> [Exercise goal]: Filter these entries so that only lines with the word "THÔNG" remain.

Data excerpts:

------------------------------------------------------------

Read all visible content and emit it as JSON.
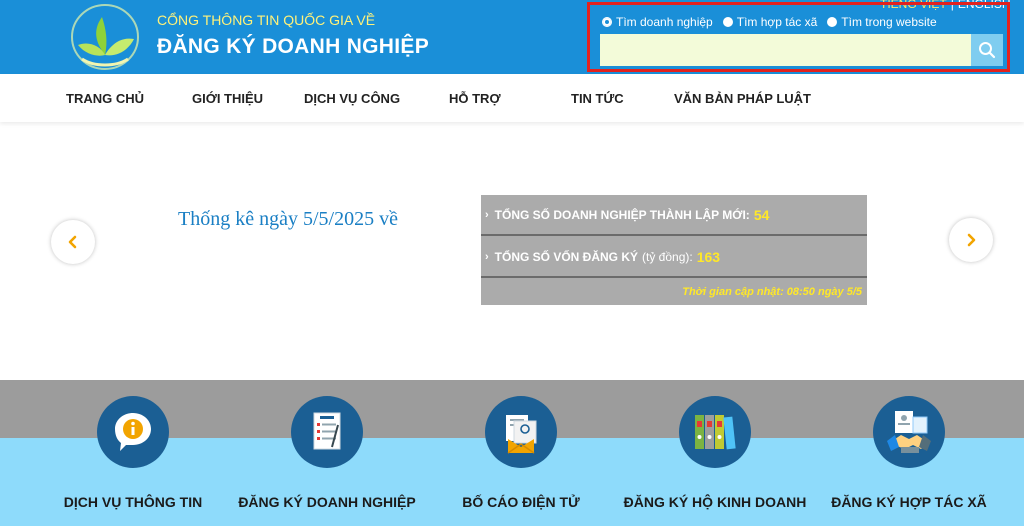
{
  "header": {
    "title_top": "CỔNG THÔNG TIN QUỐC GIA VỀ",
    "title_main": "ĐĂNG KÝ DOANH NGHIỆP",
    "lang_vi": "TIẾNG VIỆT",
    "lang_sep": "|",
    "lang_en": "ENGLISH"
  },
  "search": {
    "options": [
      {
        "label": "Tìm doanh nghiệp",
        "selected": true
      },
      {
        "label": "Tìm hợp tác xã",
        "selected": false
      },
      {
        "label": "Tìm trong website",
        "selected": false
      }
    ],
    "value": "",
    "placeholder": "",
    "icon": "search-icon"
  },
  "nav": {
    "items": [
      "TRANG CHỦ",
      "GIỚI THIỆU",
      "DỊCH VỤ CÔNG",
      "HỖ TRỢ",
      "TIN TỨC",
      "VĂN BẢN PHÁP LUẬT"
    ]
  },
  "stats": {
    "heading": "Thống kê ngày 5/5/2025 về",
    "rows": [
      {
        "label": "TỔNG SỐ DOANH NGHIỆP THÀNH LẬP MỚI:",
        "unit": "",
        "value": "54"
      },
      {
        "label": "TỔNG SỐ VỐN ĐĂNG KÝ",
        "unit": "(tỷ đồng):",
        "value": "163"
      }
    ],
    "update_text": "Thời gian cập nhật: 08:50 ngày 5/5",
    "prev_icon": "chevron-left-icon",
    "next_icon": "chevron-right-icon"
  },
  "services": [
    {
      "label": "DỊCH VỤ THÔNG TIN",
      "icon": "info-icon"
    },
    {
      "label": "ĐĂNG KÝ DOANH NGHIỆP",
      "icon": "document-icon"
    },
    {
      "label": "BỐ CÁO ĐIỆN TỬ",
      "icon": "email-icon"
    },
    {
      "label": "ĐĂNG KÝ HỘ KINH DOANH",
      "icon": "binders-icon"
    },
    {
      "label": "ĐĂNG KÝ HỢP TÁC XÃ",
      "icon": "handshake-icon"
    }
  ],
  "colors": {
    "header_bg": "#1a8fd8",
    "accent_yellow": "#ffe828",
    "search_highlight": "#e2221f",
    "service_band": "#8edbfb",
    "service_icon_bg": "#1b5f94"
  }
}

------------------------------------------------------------

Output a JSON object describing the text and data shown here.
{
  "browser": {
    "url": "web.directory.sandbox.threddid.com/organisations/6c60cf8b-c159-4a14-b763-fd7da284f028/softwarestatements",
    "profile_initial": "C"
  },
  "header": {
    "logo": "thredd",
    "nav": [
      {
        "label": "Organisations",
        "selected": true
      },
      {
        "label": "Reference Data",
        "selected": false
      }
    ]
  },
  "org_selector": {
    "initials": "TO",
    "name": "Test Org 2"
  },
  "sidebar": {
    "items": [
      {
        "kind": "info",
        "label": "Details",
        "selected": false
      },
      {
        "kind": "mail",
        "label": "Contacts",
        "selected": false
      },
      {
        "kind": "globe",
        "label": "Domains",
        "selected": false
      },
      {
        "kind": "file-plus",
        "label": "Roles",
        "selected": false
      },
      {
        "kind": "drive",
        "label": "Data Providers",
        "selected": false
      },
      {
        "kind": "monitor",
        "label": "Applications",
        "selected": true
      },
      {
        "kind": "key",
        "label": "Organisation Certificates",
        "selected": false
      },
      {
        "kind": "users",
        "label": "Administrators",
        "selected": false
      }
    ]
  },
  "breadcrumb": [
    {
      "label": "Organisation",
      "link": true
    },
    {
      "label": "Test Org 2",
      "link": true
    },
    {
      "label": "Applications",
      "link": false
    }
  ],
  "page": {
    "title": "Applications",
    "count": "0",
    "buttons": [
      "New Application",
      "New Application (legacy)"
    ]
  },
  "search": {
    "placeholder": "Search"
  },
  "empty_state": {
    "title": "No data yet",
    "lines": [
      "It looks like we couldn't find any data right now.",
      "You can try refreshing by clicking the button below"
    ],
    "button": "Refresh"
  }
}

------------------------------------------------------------

> [Exercise response]:
    "title_top": "CỔNG THÔNG TIN QUỐC GIA VỀ",
      "label": "DỊCH VỤ THÔNG TIN",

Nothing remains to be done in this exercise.